* Activity *
For the entries that follow, tally the lines holding the string "Καλαμών". Give the total and nothing else.

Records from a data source
-------

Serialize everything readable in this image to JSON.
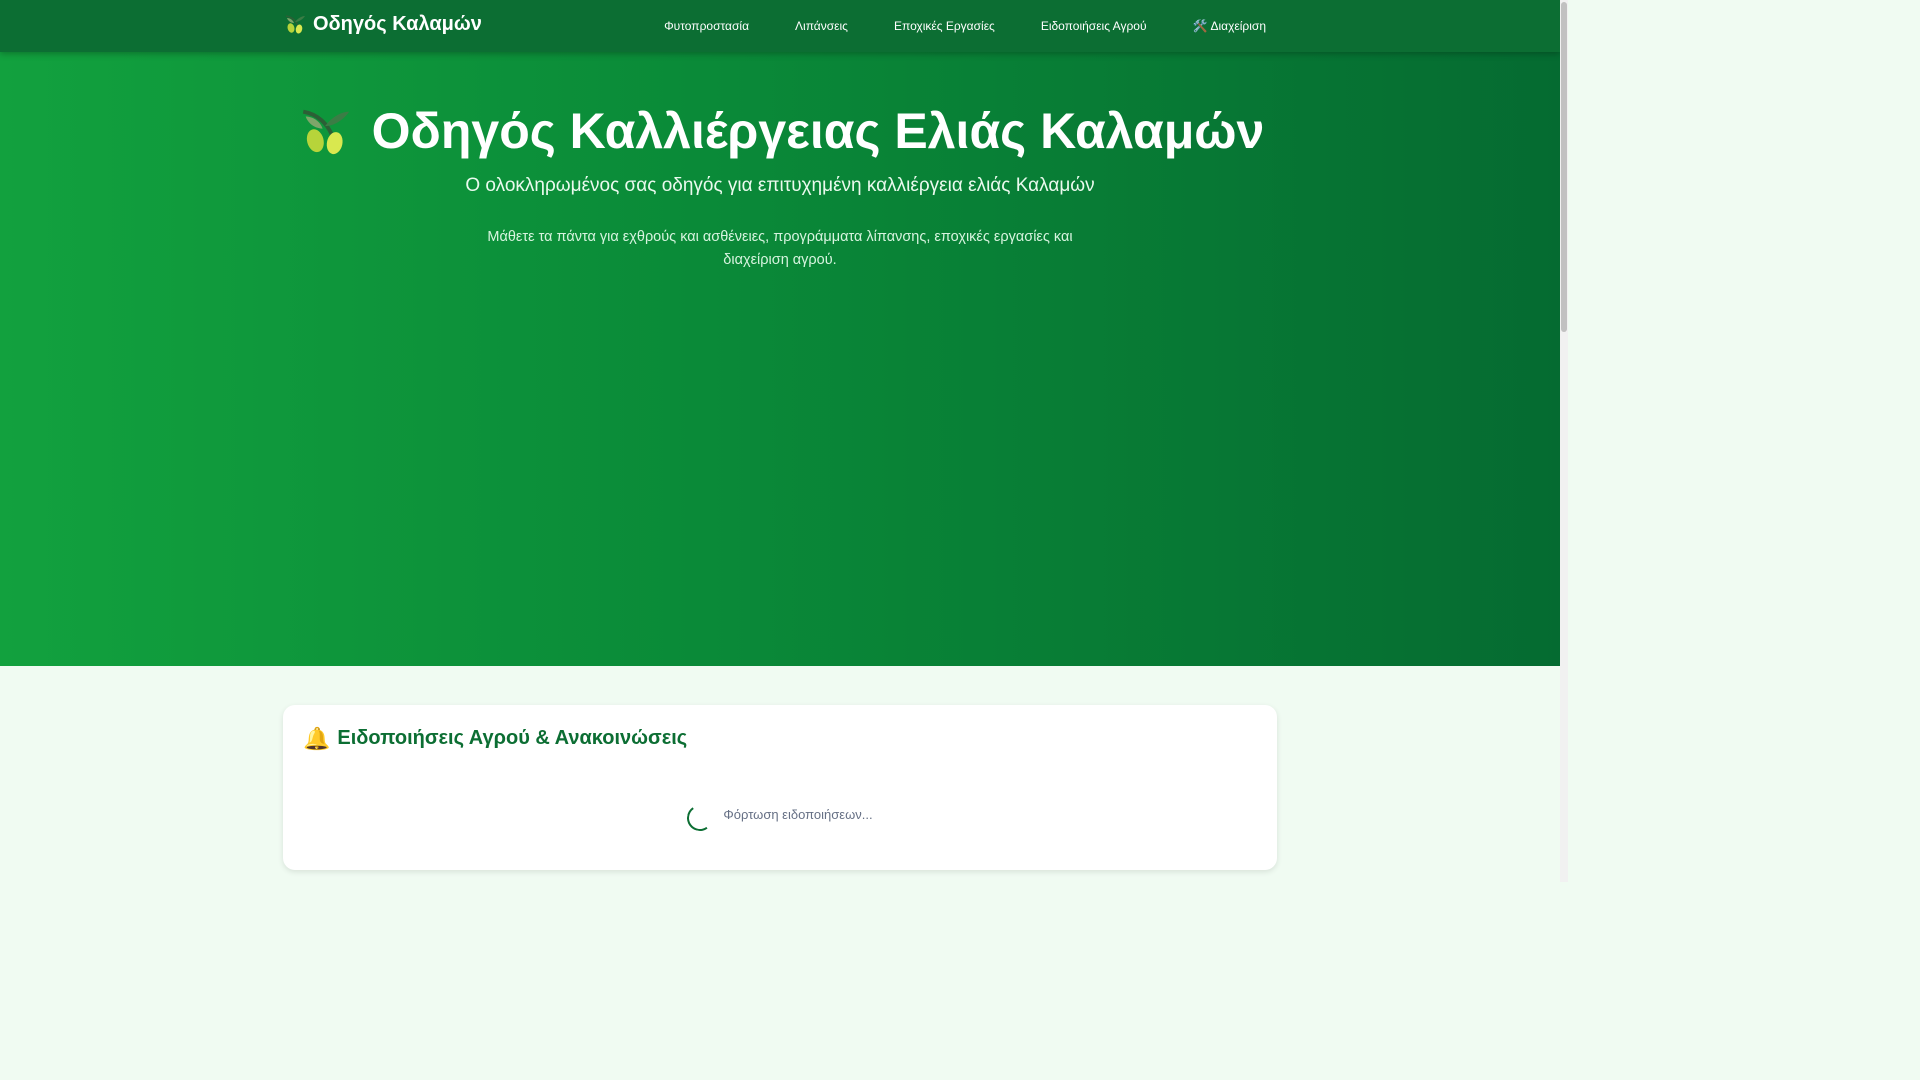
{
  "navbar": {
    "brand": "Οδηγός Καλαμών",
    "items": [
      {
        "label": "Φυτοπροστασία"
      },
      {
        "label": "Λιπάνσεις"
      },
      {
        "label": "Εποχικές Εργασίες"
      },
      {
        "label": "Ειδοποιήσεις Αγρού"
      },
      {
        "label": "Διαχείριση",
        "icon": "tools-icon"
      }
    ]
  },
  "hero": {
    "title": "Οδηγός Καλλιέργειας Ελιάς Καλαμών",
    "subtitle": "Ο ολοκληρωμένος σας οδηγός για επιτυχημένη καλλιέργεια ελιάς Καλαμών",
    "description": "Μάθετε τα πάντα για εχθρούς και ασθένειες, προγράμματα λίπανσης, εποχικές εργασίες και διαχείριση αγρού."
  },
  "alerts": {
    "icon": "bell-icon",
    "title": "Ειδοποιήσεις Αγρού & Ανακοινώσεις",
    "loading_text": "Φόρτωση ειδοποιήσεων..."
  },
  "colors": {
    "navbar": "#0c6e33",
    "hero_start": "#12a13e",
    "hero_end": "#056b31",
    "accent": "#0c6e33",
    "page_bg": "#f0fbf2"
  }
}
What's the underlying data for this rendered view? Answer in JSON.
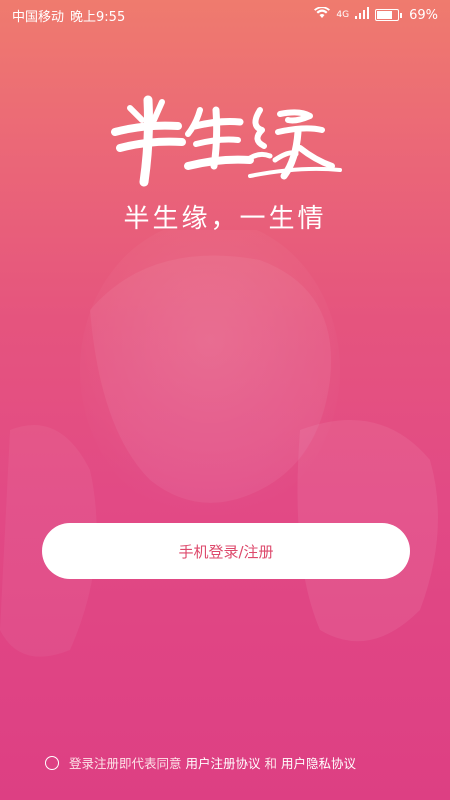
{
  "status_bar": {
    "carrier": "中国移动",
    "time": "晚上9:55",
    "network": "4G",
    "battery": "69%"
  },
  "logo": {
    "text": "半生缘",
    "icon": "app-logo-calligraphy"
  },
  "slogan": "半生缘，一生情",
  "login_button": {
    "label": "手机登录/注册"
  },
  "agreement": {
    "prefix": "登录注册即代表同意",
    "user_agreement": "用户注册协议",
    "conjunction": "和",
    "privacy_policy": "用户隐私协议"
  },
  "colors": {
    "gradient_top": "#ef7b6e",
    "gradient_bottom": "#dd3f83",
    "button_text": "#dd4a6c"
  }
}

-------

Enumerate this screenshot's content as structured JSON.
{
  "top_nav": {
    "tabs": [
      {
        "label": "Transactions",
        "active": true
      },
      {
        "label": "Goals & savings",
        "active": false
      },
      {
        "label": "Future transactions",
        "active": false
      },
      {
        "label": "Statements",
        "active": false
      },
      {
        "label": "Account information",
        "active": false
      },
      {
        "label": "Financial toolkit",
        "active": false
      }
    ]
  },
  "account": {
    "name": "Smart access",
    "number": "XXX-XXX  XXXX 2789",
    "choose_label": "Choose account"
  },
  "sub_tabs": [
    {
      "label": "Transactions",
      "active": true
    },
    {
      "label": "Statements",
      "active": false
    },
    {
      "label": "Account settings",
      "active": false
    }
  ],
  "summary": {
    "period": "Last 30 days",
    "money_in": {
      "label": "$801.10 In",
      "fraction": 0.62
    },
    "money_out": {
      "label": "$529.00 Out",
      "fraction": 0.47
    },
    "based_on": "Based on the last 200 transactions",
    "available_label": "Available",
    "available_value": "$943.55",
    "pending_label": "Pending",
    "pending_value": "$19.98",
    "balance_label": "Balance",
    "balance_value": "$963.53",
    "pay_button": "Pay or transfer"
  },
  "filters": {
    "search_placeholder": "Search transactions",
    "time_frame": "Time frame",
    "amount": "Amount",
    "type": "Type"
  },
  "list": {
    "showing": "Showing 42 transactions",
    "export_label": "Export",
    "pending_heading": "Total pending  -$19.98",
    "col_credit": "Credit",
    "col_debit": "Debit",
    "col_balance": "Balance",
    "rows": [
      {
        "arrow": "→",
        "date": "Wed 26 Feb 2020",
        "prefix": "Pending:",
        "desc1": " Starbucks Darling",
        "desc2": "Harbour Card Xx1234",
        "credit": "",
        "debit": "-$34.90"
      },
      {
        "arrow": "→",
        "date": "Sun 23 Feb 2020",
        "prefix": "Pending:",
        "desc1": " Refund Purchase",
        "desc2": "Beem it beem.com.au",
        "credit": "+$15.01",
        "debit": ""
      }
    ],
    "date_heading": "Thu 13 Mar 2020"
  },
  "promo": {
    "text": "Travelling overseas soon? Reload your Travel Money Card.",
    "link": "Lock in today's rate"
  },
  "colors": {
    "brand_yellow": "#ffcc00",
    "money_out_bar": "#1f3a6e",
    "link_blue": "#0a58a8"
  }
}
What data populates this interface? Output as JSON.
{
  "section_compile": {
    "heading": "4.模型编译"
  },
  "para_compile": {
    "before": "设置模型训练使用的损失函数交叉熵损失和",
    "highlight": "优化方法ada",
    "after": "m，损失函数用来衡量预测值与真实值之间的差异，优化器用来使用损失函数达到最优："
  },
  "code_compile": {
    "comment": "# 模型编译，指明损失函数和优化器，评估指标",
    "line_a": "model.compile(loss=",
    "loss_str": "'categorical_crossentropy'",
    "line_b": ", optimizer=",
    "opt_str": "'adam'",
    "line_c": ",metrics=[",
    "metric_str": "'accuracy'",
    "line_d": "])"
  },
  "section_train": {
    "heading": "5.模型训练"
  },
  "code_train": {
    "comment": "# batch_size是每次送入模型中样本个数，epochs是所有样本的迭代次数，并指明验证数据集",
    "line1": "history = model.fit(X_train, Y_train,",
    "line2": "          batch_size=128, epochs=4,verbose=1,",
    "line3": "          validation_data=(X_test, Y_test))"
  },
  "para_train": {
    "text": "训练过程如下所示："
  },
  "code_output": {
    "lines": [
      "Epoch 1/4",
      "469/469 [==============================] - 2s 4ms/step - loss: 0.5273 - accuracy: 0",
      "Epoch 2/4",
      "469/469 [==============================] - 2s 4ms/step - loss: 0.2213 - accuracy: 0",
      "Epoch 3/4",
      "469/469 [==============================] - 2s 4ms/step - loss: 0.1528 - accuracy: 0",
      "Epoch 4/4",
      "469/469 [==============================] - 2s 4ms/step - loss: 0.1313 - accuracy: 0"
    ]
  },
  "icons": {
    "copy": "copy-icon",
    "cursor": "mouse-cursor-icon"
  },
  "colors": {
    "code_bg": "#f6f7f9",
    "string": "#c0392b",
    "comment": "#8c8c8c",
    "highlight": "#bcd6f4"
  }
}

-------

* Answer space *
3